From Sat Mar 13 07:45:08 2004
Date: Fri, 12 Mar 2004 16:32:04 -0600 (CST)
Organization: South Movement
From: Dave Muller <>
Subject: [southnews] Eight million join Spanish marches
Article: 175204
To: undisclosed-recipients: ;

Millions protest Madrid attacks as ETA denies responsibility

Agence France Presse, 12 March 2004

Millions of people crowded Spanish streets to protest the Madrid bomb attacks that killed 199 people, as one of the prime suspects, the Basque militant group ETA, denied responsibility.

Forests of umbrellas sprang up in rain-soaked cities and towns across the country as citizens expressed their fury and grief at the 10 blasts which had ripped through four crowded commuter trains early Thursday, wounding 1,400.

“A people united will never be defeated,” the crowd roared in unison in Madrid, where police said more than two million people had gathered.

Similar scenes elsewhere meant the rallies were probably the biggest the country has ever seen—even bigger than the unprecedented February 2003 protests against the Spanish government's support of the US war in Iraq.

European dignitaries including prime ministers Jean-Pierre Raffarin of France and Silvio Berlusconi of Italy as well as EU chief Romano Prodi attended the Madrid demonstration.

The Spanish royal family broke with tradition to underline the universal outrage at the attacks by also turning out in the form of Crown Prince Felipe, and his sisters Princess Elena and Princess Cristina.

Prime Minister Jose Maria Aznar, whose conservative ruling party is vying for re-election in legislative polls Sunday, was greeted with a mix of boos and applause when he appeared.

That stemmed from confusion over who exactly was to blame for the blasts, amid clues pointing to ETA and an unverifiable claim of responsibility from an Islamic group linked to al-Qaeda.

Aznar's government has focused on ETA as the likely culprit for what was Europe's worst terror attack since the 1988 Lockerbie bombing that killed 270.

But late Friday, just before the marches started, the Basque separatist group contacted a Basque newspaper and television station to firmly deny any involvement.

It was “in no way responsible,” it told the newspaper Gara and broadcaster EITB.

Interior Minister Angel Acebes shrugged off the denial, though he did say that an unexploded bomb that was being examined had yielded unspecified “new leads”.

Some voters, however, expressed scepticism, believing Aznar may have made Spain a target for threatened al-Qaeda reprisals because of his unflinching support for the US occupation of Iraq.

Juan-Jo Bermudez, 26, one of a group of students giving out flyers during the Madrid rally said “the Spanish government's been manipulating us for a long time” and noted it was “extremely reluctant to admit it might have been Islamists.”

The government was forced to soften its accusations against ETA after hearing of the supposed claim from al-Qaeda, as well as finding a van containing detonators and an audio tape in Arabic reciting Koranic verses.

“We will leave no stone unturned in our enquiries.
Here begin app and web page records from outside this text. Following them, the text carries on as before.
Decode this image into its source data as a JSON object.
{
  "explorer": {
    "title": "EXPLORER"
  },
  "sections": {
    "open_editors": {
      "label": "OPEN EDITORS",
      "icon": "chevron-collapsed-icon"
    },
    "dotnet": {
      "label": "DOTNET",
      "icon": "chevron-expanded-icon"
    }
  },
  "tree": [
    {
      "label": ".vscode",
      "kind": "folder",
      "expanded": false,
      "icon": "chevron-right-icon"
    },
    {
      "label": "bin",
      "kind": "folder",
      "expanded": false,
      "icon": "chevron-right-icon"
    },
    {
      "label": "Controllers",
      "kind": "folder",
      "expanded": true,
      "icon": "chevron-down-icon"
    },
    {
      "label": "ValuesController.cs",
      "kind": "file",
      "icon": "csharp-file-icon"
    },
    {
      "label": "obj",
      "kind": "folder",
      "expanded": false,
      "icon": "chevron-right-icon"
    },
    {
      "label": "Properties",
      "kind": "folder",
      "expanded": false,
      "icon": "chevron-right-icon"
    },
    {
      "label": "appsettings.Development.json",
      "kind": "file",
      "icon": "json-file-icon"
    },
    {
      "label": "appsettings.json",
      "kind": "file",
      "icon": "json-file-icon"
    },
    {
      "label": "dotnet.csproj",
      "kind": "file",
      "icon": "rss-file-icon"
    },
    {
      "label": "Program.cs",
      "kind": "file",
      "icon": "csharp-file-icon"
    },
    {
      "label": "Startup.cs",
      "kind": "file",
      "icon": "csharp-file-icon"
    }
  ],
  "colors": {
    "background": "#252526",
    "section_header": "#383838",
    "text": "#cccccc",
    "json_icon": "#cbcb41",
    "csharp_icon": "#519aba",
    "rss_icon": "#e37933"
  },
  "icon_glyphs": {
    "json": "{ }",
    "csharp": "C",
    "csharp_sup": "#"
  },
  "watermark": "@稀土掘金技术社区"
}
We will follow up each and every lead,” Aznar said after an emergency cabinet meeting earlier Friday.

The trauma of Thursday's outrage has struck deep in Spain, where media and officials have begun describing it as “our September 11” in reference to the 2001 attacks on New York and Washington attributed to al-Qaeda.
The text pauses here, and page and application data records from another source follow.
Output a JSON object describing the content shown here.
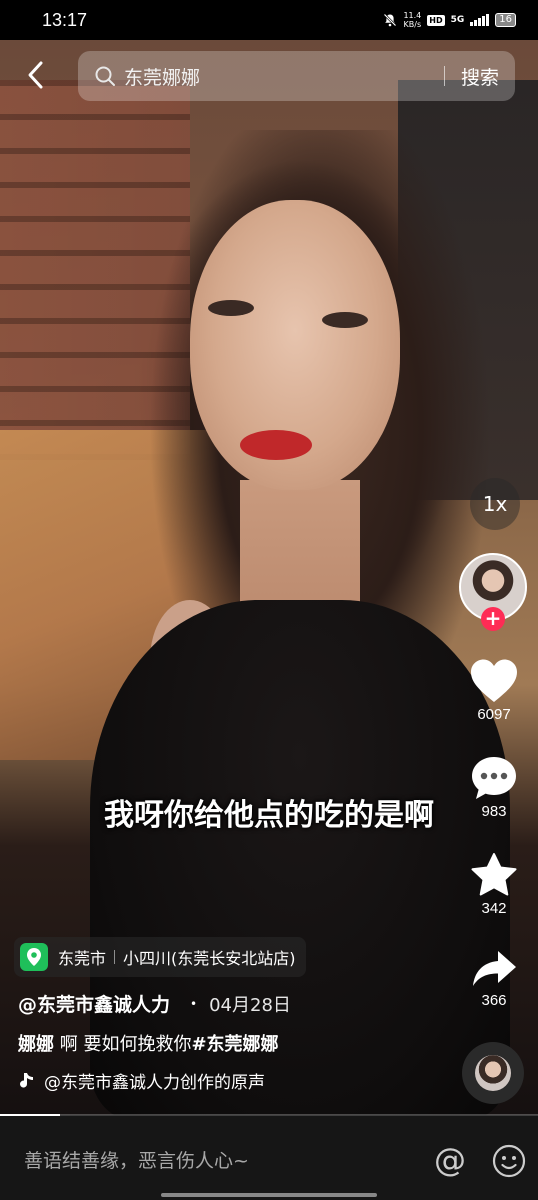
{
  "status_bar": {
    "time": "13:17",
    "net_speed": "11.4",
    "net_unit": "KB/s",
    "hd": "HD",
    "network": "5G",
    "battery": "16"
  },
  "search": {
    "query": "东莞娜娜",
    "button_label": "搜索"
  },
  "video": {
    "subtitle": "我呀你给他点的吃的是啊"
  },
  "right_rail": {
    "speed": "1x",
    "follow": "+",
    "likes": "6097",
    "comments": "983",
    "favorites": "342",
    "shares": "366"
  },
  "location": {
    "city": "东莞市",
    "place": "小四川(东莞长安北站店)"
  },
  "post": {
    "author": "@东莞市鑫诚人力",
    "dot": "•",
    "date": "04月28日",
    "caption_mention": "娜娜",
    "caption_text": " 啊 要如何挽救你",
    "caption_hashtag": "#东莞娜娜",
    "music": "@东莞市鑫诚人力创作的原声"
  },
  "comment_bar": {
    "placeholder": "善语结善缘，恶言伤人心~",
    "at": "@"
  },
  "colors": {
    "accent": "#fe2c55",
    "location_green": "#1fbf5a"
  }
}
At a Madrid exhibition hall turned into a makeshift morgue, intensely emotional scenes unfolded Friday as families frantically sought, and found, missing kin more than 24 hours after the attacks.

“My God, my God. I can’t believe it,” screamed one distraught woman, running out of the morgue blinded by tears with a clutch of photographers in tow.
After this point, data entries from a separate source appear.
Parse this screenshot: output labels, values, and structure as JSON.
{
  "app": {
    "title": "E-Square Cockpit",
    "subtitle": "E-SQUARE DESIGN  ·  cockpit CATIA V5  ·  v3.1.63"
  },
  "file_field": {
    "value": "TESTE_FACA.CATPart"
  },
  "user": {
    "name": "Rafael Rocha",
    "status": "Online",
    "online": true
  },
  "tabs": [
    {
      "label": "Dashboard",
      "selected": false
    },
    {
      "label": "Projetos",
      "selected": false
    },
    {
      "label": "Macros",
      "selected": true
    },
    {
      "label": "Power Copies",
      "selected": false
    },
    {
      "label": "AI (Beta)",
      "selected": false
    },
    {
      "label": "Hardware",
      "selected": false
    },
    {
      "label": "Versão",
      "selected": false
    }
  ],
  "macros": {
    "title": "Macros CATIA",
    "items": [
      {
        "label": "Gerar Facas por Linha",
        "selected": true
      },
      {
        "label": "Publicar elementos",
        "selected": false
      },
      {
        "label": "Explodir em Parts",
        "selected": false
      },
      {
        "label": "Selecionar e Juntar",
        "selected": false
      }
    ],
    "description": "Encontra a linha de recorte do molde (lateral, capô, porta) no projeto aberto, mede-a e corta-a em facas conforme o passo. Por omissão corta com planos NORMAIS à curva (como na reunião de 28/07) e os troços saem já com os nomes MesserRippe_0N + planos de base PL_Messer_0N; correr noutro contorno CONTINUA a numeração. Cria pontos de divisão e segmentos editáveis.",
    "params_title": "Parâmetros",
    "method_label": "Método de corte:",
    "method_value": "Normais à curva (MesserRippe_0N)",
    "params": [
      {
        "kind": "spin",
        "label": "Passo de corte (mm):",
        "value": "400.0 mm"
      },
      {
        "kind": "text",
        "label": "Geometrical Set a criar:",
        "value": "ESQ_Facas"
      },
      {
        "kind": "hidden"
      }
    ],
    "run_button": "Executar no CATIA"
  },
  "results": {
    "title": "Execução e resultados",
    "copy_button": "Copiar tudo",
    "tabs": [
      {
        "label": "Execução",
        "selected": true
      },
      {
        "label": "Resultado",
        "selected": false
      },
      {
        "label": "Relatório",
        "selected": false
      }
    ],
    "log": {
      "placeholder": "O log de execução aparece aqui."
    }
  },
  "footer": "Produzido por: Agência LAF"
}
“The moment of identification is the toughest of all. All that remains sometimes is not a body, but an arm or a leg. Then identification is based on the presence of a scar, an item of clothing, a piece of jewellery,” said a young psychologist, Gema Perez, counselling distraught kin.

The horrific scenes of the attacks has elicited sympathy and words of support from around the world.

The Irish presidency of the European Union has proposed all EU countries observe three minutes of silence on Monday in memory of those killed in Madrid.

US President George W. Bush on Friday laid a wreath at the Spanish ambassador's residence in Washington and said: “The Spanish people will stand firm against this type of killing and they’ll have a friend with the American people.”